++++ Data shown ++++

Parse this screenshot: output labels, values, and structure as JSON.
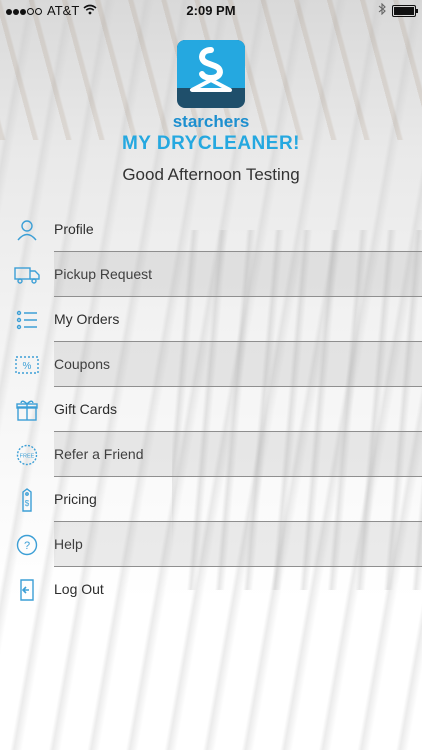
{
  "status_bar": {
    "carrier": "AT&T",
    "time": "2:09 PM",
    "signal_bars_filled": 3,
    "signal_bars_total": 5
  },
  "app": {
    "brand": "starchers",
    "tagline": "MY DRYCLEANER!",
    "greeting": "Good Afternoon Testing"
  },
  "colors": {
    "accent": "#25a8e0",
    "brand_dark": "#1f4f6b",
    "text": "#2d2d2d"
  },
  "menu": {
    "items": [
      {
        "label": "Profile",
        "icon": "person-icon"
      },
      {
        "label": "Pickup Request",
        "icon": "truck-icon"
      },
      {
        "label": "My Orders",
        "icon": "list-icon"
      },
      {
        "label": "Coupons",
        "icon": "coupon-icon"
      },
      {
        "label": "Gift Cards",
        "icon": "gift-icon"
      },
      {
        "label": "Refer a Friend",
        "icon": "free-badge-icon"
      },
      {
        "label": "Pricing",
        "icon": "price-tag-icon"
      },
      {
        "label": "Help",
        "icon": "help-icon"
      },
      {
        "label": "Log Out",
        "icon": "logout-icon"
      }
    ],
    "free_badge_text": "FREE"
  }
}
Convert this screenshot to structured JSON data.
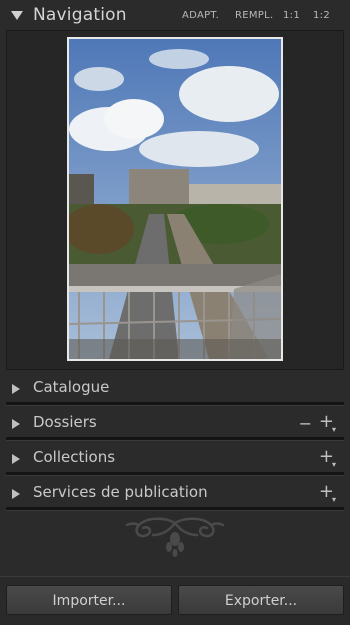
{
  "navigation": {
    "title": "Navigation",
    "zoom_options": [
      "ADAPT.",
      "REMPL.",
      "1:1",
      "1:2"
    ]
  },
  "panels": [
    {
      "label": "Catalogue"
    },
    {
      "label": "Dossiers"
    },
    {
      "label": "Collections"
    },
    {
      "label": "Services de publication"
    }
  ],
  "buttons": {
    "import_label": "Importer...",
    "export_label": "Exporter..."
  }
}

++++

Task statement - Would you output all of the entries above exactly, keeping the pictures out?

Written answer -
Parse this screenshot: output labels, values, and structure as JSON.
{
  "status_bar": {
    "carrier": "AT&T",
    "time": "2:09 PM",
    "signal_bars_filled": 3,
    "signal_bars_total": 5
  },
  "app": {
    "brand": "starchers",
    "tagline": "MY DRYCLEANER!",
    "greeting": "Good Afternoon Testing"
  },
  "colors": {
    "accent": "#25a8e0",
    "brand_dark": "#1f4f6b",
    "text": "#2d2d2d"
  },
  "menu": {
    "items": [
      {
        "label": "Profile",
        "icon": "person-icon"
      },
      {
        "label": "Pickup Request",
        "icon": "truck-icon"
      },
      {
        "label": "My Orders",
        "icon": "list-icon"
      },
      {
        "label": "Coupons",
        "icon": "coupon-icon"
      },
      {
        "label": "Gift Cards",
        "icon": "gift-icon"
      },
      {
        "label": "Refer a Friend",
        "icon": "free-badge-icon"
      },
      {
        "label": "Pricing",
        "icon": "price-tag-icon"
      },
      {
        "label": "Help",
        "icon": "help-icon"
      },
      {
        "label": "Log Out",
        "icon": "logout-icon"
      }
    ],
    "free_badge_text": "FREE"
  }
}
Convert this screenshot to structured JSON data.
{
  "navigation": {
    "title": "Navigation",
    "zoom_options": [
      "ADAPT.",
      "REMPL.",
      "1:1",
      "1:2"
    ]
  },
  "panels": [
    {
      "label": "Catalogue"
    },
    {
      "label": "Dossiers"
    },
    {
      "label": "Collections"
    },
    {
      "label": "Services de publication"
    }
  ],
  "buttons": {
    "import_label": "Importer...",
    "export_label": "Exporter..."
  }
}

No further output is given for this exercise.